Medicaid has several community-based programs to provide assistance to people who are otherwise eligible for Medicaid, but who can still live in the community, whether in their own homes or apartments, in assisted living facilities, or in other settings. These programs are called Medicaid Waiver Programs, authorized by Congress in section 1915(c) of the Social Security Act. See 42 U.S.C. 1396n(c). The New Jersey Division of Medical Assistance and Health Services (DMAHS) regulates these programs, which are administered by the office of Aging and Community Services (a division currently relocating from DHSS to DHS).
Applications are filed with the County Board of Social Services once the person meets the financial eligibility criteria. There is no retroactive coverage if the person is to receive home-based services, but there can be in an assisted living facility if the clinical eligibility was also determined. If a person is receiving Medicaid benefits in a nursing home and can now return home, he or she can request HCBS. A case manager coordinates community services and supports. The income of the spouse is not counted. The house is considered an exempt asset. The gift, trust, and transfer rules that apply to institutional Medicaid also apply to this program. There should not be a waiting list for services, but some counties will not have as many participating providers as other counties.
The Medicaid participant can use his/her monthly income in whatever way s/he wants. There is no "co-pay" or contribution to Medicaid from the income. All participants who receive care in the community will get their Medicaid state plan services through a Managed Care Organization overseen by a care manager.
The programs pay for a broad array of services in a private home, rooming house, boarding home, residential health care facility or residential hotel. These services are not available in a nursing home or hospital. The care plan must be designed for restorative or rehabilitative care, or to provide supportive care for a person in declining health. The available services must include case management and may include certified home health aides, adult medical day care, visiting nurse, housekeeping, home health services that are geared toward restoration and rehabilitation, usually after a hospitalization (such as speech therapy, occupational and physical therapy); medical supplies; specialized medical equipment; non-emergency medical transportation to health care providers; respite care (for family care-givers) in a nursing home or by means of extra home health aide services at home. The services must be provided by a home health care agency approved to participate in Medicaid.
Typically, a set budget that cannot be exceeded is provided to the program participant for the services needed. There is no actual hourly cap on home health aide services but the cost must fall within the state's specific guidelines. Many participants get few hours. You can apply to the state to exceed the limit based on special circumstances that place the participant at risk for nursing home placement without the extra assistance. An assessment is done by a nurse for the Department of Health, utilizing an assessment protocol or tool that the state has designed for this purpose. If live-in care is required, and there is no capable family member providing the rest of the care needed around the clock, the family could contract with an agency which also participates in Medicaid, and the agency will split the bill by billing Medicaid for whatever Medicaid will pay, and billing the family for the balance. A non-spouse, non-guardian family member can also be paid by Medicaid as the "Participant Employed Provider."

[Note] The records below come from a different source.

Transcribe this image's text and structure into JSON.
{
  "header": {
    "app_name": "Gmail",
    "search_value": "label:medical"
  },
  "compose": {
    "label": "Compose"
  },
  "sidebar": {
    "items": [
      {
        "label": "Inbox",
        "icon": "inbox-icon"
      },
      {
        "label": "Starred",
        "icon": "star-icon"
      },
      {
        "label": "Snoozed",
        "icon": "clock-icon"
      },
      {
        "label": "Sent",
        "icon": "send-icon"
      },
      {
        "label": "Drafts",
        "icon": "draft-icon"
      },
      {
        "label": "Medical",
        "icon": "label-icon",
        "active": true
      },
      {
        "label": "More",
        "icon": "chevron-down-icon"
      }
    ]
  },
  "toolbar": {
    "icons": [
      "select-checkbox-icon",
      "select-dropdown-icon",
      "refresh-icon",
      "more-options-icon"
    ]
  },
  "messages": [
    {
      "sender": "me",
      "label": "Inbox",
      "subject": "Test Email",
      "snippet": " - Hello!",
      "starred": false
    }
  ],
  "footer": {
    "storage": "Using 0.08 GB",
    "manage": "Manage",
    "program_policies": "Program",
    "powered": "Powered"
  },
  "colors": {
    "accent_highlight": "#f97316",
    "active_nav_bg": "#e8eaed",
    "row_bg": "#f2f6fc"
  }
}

There are a few non-Medicaid programs in New Jersey also, for people who are NOT eligible for Medicaid because they have too much money. Jersey Assistance for Community Care (JACC) is for people over 60 who have up to $3,580/month income ($4,845 for married couple) and $40,000 in liquid resources ($60,000 for a married couple). This program has a long waiting list and a limited benefit. It provides up to $7,200/year of subsidies per person. Individual counties may have home care programs of their own funded with county monies.